On returning to Suva, Denise and I decided to do some bargaining in the market, but not quite in the innovative way passenger Tim Roche chose to do so in 1977. He also got caught in one of Suva’s notorious sudden downpours and was running back to the ship to get out of the pelting rain.
As Tim recalls: “a man was running after me selling a wooden head and two wooden spears for five dollars.
“No!” I said, because I was getting drenched.
“Ok, ok” he yelled, frantically trying to keep up. “Two dollar then!”
He certainly drove a hard bargain! “I still have them today,” says Tim, “and I laugh every time I look at them.”
The ship ties up right next to the marketplace and you can see it looming above you wherever you are. Denise and I were still shopping when we heard the ship’s familiar horn blast. We looked up and saw all the passengers lined up on deck. They were waving!

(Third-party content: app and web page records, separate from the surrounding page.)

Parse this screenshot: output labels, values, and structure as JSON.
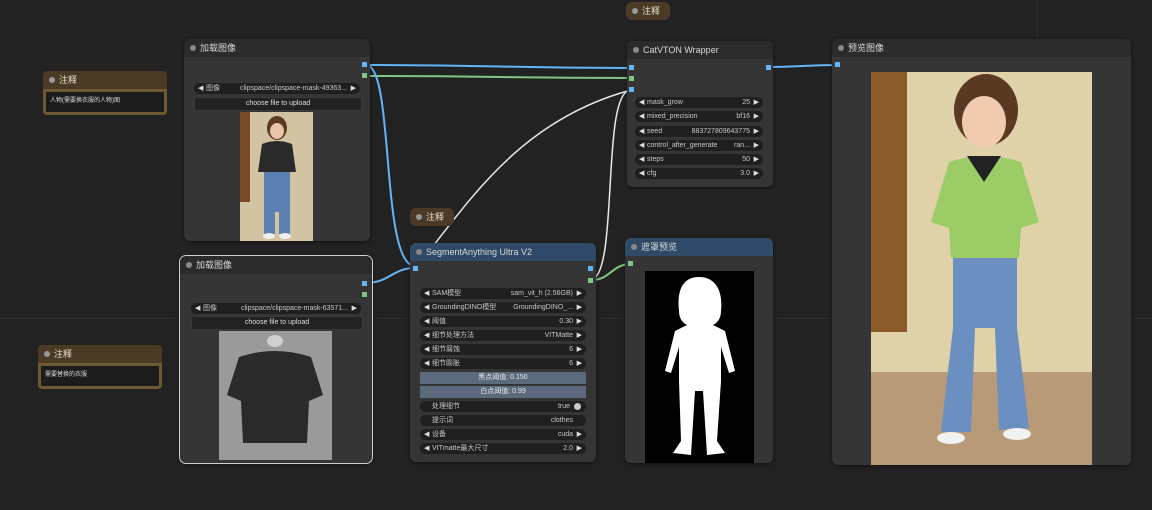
{
  "colors": {
    "canvas": "#222222",
    "image_wire": "#64b5f6",
    "mask_wire": "#81c784",
    "generic_wire": "#ffffff",
    "segment_header": "#2f4a66",
    "note_header": "#4a3a26",
    "note_border": "#6d5a32"
  },
  "notes": {
    "top_center": {
      "title": "注释"
    },
    "left_top": {
      "title": "注释",
      "text": "人物(需要换衣服的人物)图"
    },
    "mid": {
      "title": "注释"
    },
    "left_bottom": {
      "title": "注释",
      "text": "需要替换的衣服"
    }
  },
  "load_image_1": {
    "title": "加载图像",
    "image_label": "图像",
    "image_value": "clipspace/clipspace-mask-4...",
    "image_value_full": "clipspace/clipspace-mask-49363...",
    "upload_label": "choose file to upload"
  },
  "load_image_2": {
    "title": "加载图像",
    "image_label": "图像",
    "image_value": "clipspace/clipspace-mask-63571...",
    "upload_label": "choose file to upload"
  },
  "catvton": {
    "title": "CatVTON Wrapper",
    "widgets": [
      {
        "label": "mask_grow",
        "value": "25"
      },
      {
        "label": "mixed_precision",
        "value": "bf16"
      },
      {
        "label": "seed",
        "value": "883727809643775"
      },
      {
        "label": "control_after_generate",
        "value": "ran..."
      },
      {
        "label": "steps",
        "value": "50"
      },
      {
        "label": "cfg",
        "value": "3.0"
      }
    ]
  },
  "segment": {
    "title": "SegmentAnything Ultra V2",
    "widgets": [
      {
        "label": "SAM模型",
        "value": "sam_vit_h (2.56GB)"
      },
      {
        "label": "GroundingDINO模型",
        "value": "GroundingDINO_..."
      },
      {
        "label": "阈值",
        "value": "0.30"
      },
      {
        "label": "细节处理方法",
        "value": "VITMatte"
      },
      {
        "label": "细节腐蚀",
        "value": "6"
      },
      {
        "label": "细节膨胀",
        "value": "6"
      }
    ],
    "black_point": "黑点阈值: 0.150",
    "white_point": "白点阈值: 0.99",
    "process_detail_label": "处理细节",
    "process_detail_value": "true",
    "prompt_label": "提示词",
    "prompt_value": "clothes",
    "device_label": "设备",
    "device_value": "cuda",
    "max_megapixels_label": "VITmatte最大尺寸",
    "max_megapixels_value": "2.0"
  },
  "mask_preview": {
    "title": "遮罩预览"
  },
  "preview_image": {
    "title": "预览图像"
  }
}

Panic! We thought we could run straight through the market and clamour back on board, but the pier was blocked off by a high wire fence. We were laden down with our purchases and no matter which direction we ran, we just kept coming to a dead end.
We finally found a way through — right up near the front of the ship. There was only one gang plank still in place. Of course, it was way down near the back of the ship!
You have no idea how long the Australis is until you have to run the full length of it! We were exhausted, but we could see that the remaining gangplank being removed so we just had to keep running, our parcels flying out around us.
The passengers on the decks were applauding and cheering us on. How embarrassing!
A Fijian band played on the dock as ships arrived and departed. Passenger David Thomas remembers them playing Glen Miller’s In The Mood. Not for us! They were playing the farewell song, Now Is the Hour, and for once we weren’t “in the mood” to cry as we normally did when we heard that song.
Fortunately the band master caught sight of us. They stopped playing immediately, then broke into the William Tell Overture, which apparently alerted the dock workers to replace the gangplank.
We jogged up it, puffing and panting, then collapsed in a heap on the deck with our parcels sprawled everywhere.
We started to giggle, and by the time the Australis pulled out of Suva, and too exhausted to stand, we were rolling about the deck in hysterics.
It had the potential to be a very UN- funny experience, but our laughter was due more to relief than humour. However, another couple of passengers who butted heads with crew member Linda Harrison found no reason to giggle about their experience.
Here is Linda’s story ….
There was compulsory lifeboat drill for all passengers. As Information Officer, I was working in collaboration with the Safety officer who contacted me with the names and cabin numbers of passengers who had failed to show up at their lifeboat stations for the drill.
Passengers would not realise that all life jackets were numbered, and each cabin allocated to a particular lifeboat, so we knew within minutes of the passengers assembling who were missing.
l went to the cabins to gee them up and came across a cabin of cheeky Aussie Larrikins who told me to “stay. Cool.”
We’d had the same scenario with them in Auckland at lifeboat drill. l pointed out to them that I hoped they would be just as cool in a real emergency since they would’ve been the only people onboard who didn’t know what to do.
As we were coming alongside in Suva, cabin stewards arrived at their cabin accompanied by the Safety Officer and proceeded to pack the cases of those cheeky larrikins and escort them off the ship.
There weren’t so cocky now. “You can’t do this!” they pleaded.
Well, maybe she couldn’t, but the captain certainly could and our Linda was only following orders.
Linda recalls them still yelling as they stood on the dock watching the ship sail away, left to either fly home or on to their destination at their own expense.
Many thanks to Chandris facebook members Linda Harrison, Lynne Thirley, Kevin Coppell, Sabel Saville, Neville Fenn, Tim Roche, Graham Hellewell and David Thomas for their wonderful contributions to this blog.